His subsequent work on the Census was distinguished as much by its ingenuity and thoroughness of compilation as by the originality of the overall plan. He developed a special interest in maps and used his experience to illustrate the census results for density of population and also for some of the new features introduced, especially quality of housing and level of literacy. At that time Ireland did not have an official registration system for births, marriages and deaths, so extra details were collected in the census, at household level, to enable valuable analyses of vital events. An impressive use of cross classification was another feature of the Census Report.

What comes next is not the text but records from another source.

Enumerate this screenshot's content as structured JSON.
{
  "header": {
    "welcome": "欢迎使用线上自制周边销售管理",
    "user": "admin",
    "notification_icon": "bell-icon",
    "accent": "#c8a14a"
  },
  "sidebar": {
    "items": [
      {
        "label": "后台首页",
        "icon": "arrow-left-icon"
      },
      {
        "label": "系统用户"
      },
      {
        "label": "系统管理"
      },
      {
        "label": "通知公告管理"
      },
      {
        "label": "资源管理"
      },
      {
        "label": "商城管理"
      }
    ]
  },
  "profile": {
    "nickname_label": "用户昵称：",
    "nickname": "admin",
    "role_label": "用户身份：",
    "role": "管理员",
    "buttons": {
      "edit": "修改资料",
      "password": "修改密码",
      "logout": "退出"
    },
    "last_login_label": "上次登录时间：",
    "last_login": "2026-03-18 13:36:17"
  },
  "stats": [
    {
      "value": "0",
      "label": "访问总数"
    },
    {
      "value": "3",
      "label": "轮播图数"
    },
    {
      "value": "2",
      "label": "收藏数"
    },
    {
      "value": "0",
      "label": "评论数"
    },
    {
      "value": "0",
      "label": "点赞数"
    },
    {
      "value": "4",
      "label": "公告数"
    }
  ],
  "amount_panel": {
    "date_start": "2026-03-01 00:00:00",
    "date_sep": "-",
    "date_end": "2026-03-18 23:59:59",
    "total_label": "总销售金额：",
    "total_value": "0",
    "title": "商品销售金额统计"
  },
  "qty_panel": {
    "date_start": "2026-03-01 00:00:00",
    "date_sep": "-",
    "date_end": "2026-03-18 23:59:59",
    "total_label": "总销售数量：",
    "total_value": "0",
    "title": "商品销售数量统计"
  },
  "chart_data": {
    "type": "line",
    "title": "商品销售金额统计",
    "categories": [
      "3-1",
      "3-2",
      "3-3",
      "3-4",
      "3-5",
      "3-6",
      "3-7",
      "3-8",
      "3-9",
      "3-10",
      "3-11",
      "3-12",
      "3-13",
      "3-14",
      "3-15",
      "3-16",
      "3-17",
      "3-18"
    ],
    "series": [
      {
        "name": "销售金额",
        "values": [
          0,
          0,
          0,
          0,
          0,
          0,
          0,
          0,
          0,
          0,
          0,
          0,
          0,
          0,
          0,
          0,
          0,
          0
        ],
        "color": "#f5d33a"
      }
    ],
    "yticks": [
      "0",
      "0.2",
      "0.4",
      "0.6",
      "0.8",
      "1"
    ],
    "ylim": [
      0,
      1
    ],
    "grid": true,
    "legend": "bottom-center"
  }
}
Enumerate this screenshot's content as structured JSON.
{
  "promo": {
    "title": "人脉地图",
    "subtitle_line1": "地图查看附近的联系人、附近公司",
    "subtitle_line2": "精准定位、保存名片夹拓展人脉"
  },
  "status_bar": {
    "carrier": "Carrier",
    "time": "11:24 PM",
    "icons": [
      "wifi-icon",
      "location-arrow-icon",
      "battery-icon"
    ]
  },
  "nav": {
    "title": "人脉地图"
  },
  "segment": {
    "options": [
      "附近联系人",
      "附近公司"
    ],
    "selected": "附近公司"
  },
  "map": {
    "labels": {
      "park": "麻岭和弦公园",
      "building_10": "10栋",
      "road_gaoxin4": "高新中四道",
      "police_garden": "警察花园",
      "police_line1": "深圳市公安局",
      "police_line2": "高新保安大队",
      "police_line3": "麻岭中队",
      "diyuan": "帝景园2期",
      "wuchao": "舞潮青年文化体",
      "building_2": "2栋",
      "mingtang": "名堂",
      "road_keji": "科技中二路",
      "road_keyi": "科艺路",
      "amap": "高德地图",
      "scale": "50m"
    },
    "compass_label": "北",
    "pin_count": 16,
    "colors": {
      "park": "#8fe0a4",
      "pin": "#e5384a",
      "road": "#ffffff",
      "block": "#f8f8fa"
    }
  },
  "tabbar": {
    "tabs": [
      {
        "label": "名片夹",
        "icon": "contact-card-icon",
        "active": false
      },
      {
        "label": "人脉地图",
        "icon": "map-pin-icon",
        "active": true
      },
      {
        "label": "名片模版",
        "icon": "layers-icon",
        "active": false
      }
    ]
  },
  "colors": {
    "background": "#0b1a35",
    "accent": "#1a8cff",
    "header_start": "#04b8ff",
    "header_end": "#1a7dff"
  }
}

Health problems prevented him from presiding over the 1851 Population Census but Larcom had another important involvement in official statistics - the inauguration of an annual collection of agricultural statistics, commencing in 1847, at the height of the Great Famine. In that year he was one of the founder member of the Statistical and Social Inquiry Society of Ireland.
His permanent secondment to civil administration brought Sir Thomas in 1853 to the position of Under Secretary for Ireland-the highest government official in the Irish administration.
Keywords: Ireland; Census; Survey; Social
Biography: Director General, Central Statistics Office, Ireland, for years 1966 to 1991